_TASK REQUIREMENTS_:
The data must be returned in full and exactly as given.

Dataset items
========
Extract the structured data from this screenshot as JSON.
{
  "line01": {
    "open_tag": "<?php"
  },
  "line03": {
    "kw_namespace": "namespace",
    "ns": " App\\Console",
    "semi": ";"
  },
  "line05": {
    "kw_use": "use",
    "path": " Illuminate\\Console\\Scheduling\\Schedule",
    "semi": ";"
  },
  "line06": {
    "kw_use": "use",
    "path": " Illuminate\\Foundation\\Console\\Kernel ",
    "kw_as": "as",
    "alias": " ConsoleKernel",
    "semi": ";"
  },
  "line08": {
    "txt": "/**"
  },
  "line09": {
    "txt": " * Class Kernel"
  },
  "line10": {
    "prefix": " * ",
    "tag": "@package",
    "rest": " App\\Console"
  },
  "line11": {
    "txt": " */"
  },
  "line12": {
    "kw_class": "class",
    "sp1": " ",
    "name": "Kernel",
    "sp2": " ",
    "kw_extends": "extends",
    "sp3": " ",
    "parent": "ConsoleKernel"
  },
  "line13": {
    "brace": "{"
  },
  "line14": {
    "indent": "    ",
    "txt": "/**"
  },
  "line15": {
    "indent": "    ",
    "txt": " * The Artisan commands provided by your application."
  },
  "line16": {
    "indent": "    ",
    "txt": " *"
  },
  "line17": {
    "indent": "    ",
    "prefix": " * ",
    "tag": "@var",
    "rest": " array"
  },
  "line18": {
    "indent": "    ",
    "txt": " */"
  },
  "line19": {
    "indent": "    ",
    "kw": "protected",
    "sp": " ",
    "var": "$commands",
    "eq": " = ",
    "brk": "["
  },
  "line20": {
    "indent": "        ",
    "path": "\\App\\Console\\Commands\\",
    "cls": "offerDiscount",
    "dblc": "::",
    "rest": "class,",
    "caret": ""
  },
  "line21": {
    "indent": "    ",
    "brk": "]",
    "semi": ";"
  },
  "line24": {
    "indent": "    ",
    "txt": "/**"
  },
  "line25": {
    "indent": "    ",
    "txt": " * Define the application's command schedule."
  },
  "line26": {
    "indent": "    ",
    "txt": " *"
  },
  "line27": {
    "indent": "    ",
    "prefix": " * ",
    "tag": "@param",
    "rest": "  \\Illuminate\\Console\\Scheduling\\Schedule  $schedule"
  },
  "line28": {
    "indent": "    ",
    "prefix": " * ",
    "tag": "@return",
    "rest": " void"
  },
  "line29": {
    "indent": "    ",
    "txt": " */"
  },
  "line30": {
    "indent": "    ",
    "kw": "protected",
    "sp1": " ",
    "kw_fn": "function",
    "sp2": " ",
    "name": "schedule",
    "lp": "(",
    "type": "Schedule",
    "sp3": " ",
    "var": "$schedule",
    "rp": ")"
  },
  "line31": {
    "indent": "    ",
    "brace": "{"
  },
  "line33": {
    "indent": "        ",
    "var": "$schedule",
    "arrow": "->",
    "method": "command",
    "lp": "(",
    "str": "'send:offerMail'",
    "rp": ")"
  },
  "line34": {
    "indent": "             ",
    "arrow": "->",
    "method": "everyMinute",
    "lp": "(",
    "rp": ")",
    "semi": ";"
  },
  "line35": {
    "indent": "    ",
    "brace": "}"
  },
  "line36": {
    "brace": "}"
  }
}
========
_ANSWER BOX_:
Extract the structured data from this screenshot as JSON.
{
  "line01": {
    "open_tag": "<?php"
  },
  "line03": {
    "kw_namespace": "namespace",
    "ns": " App\\Console",
    "semi": ";"
  },
  "line05": {
    "kw_use": "use",
    "path": " Illuminate\\Console\\Scheduling\\Schedule",
    "semi": ";"
  },
  "line06": {
    "kw_use": "use",
    "path": " Illuminate\\Foundation\\Console\\Kernel ",
    "kw_as": "as",
    "alias": " ConsoleKernel",
    "semi": ";"
  },
  "line08": {
    "txt": "/**"
  },
  "line09": {
    "txt": " * Class Kernel"
  },
  "line10": {
    "prefix": " * ",
    "tag": "@package",
    "rest": " App\\Console"
  },
  "line11": {
    "txt": " */"
  },
  "line12": {
    "kw_class": "class",
    "sp1": " ",
    "name": "Kernel",
    "sp2": " ",
    "kw_extends": "extends",
    "sp3": " ",
    "parent": "ConsoleKernel"
  },
  "line13": {
    "brace": "{"
  },
  "line14": {
    "indent": "    ",
    "txt": "/**"
  },
  "line15": {
    "indent": "    ",
    "txt": " * The Artisan commands provided by your application."
  },
  "line16": {
    "indent": "    ",
    "txt": " *"
  },
  "line17": {
    "indent": "    ",
    "prefix": " * ",
    "tag": "@var",
    "rest": " array"
  },
  "line18": {
    "indent": "    ",
    "txt": " */"
  },
  "line19": {
    "indent": "    ",
    "kw": "protected",
    "sp": " ",
    "var": "$commands",
    "eq": " = ",
    "brk": "["
  },
  "line20": {
    "indent": "        ",
    "path": "\\App\\Console\\Commands\\",
    "cls": "offerDiscount",
    "dblc": "::",
    "rest": "class,",
    "caret": ""
  },
  "line21": {
    "indent": "    ",
    "brk": "]",
    "semi": ";"
  },
  "line24": {
    "indent": "    ",
    "txt": "/**"
  },
  "line25": {
    "indent": "    ",
    "txt": " * Define the application's command schedule."
  },
  "line26": {
    "indent": "    ",
    "txt": " *"
  },
  "line27": {
    "indent": "    ",
    "prefix": " * ",
    "tag": "@param",
    "rest": "  \\Illuminate\\Console\\Scheduling\\Schedule  $schedule"
  },
  "line28": {
    "indent": "    ",
    "prefix": " * ",
    "tag": "@return",
    "rest": " void"
  },
  "line29": {
    "indent": "    ",
    "txt": " */"
  },
  "line30": {
    "indent": "    ",
    "kw": "protected",
    "sp1": " ",
    "kw_fn": "function",
    "sp2": " ",
    "name": "schedule",
    "lp": "(",
    "type": "Schedule",
    "sp3": " ",
    "var": "$schedule",
    "rp": ")"
  },
  "line31": {
    "indent": "    ",
    "brace": "{"
  },
  "line33": {
    "indent": "        ",
    "var": "$schedule",
    "arrow": "->",
    "method": "command",
    "lp": "(",
    "str": "'send:offerMail'",
    "rp": ")"
  },
  "line34": {
    "indent": "             ",
    "arrow": "->",
    "method": "everyMinute",
    "lp": "(",
    "rp": ")",
    "semi": ";"
  },
  "line35": {
    "indent": "    ",
    "brace": "}"
  },
  "line36": {
    "brace": "}"
  }
}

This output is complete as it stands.